# Required action:
Please filter the data below down to the lines holding the string "structured".

# Entries supplied:

------

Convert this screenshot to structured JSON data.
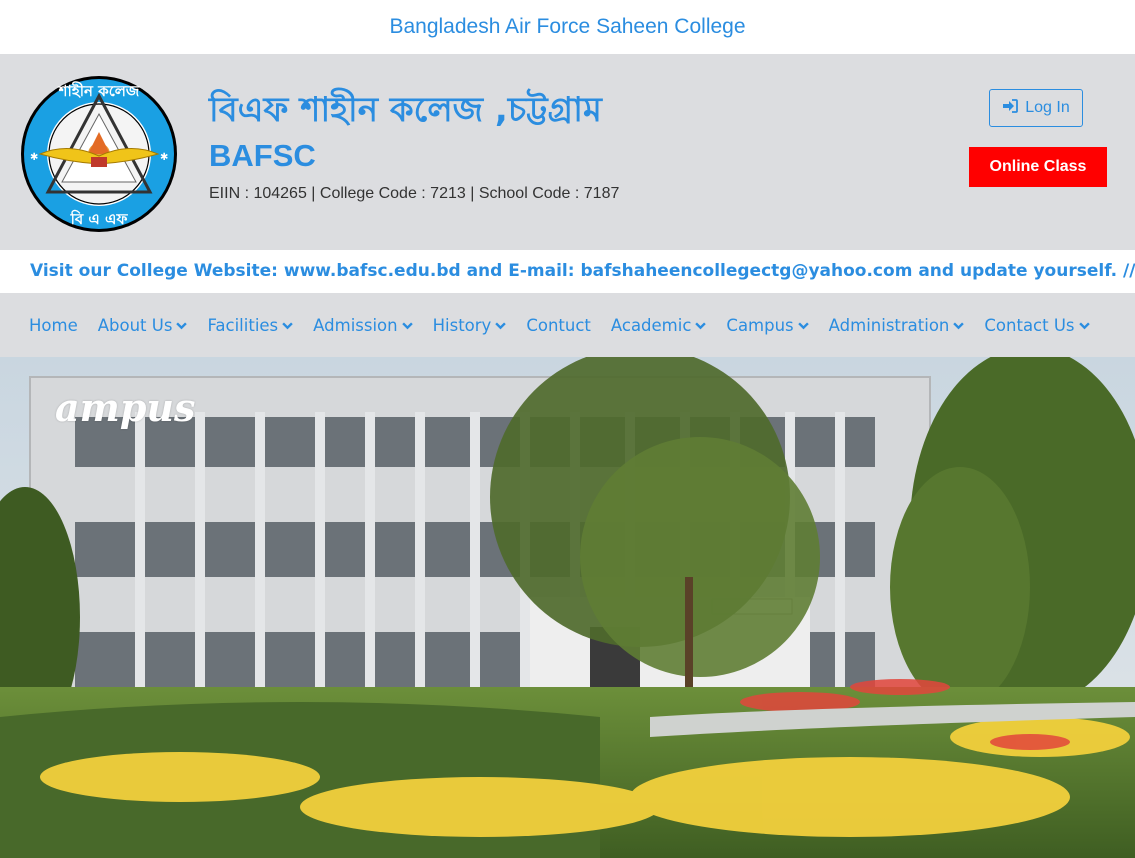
{
  "site": {
    "top_title": "Bangladesh Air Force Saheen College"
  },
  "header": {
    "title_bn": "বিএফ শাহীন কলেজ ,চট্টগ্রাম",
    "title_en": "BAFSC",
    "codes": "EIIN : 104265 | College Code : 7213 | School Code : 7187",
    "login_label": "Log In",
    "online_class_label": "Online Class",
    "logo_ring_text_top": "শাহীন কলেজ",
    "logo_ring_text_bottom": "বি এ এফ"
  },
  "marquee": {
    "text": "Visit our College Website: www.bafsc.edu.bd and E-mail: bafshaheencollegectg@yahoo.com and update yourself. // ***জেলা পর্যায়ে"
  },
  "nav": {
    "items": [
      {
        "label": "Home",
        "dropdown": false
      },
      {
        "label": "About Us",
        "dropdown": true
      },
      {
        "label": "Facilities",
        "dropdown": true
      },
      {
        "label": "Admission",
        "dropdown": true
      },
      {
        "label": "History",
        "dropdown": true
      },
      {
        "label": "Contuct",
        "dropdown": false
      },
      {
        "label": "Academic",
        "dropdown": true
      },
      {
        "label": "Campus",
        "dropdown": true
      },
      {
        "label": "Administration",
        "dropdown": true
      },
      {
        "label": "Contact Us",
        "dropdown": true
      }
    ]
  },
  "hero": {
    "title": "ampus"
  },
  "colors": {
    "accent": "#2b8de0",
    "header_bg": "#dcdde0",
    "online_class": "#ff0000"
  },
  "icons": {
    "login": "sign-in-icon",
    "dropdown": "chevron-down-icon"
  }
}
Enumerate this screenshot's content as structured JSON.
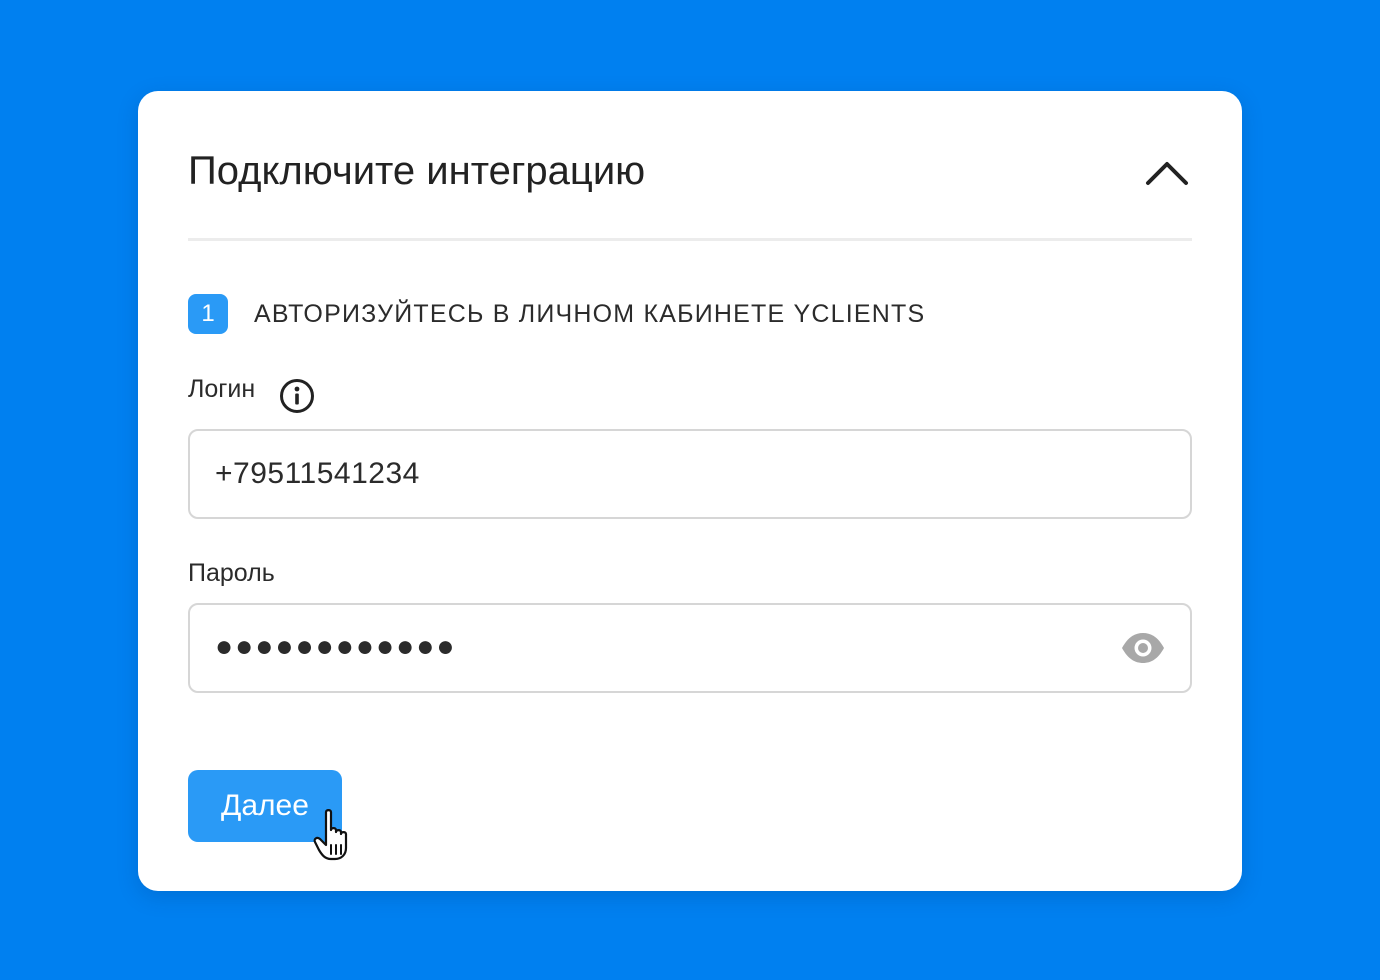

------

# Task result:
Convert this screenshot to structured JSON data.
Enumerate this screenshot's content as structured JSON.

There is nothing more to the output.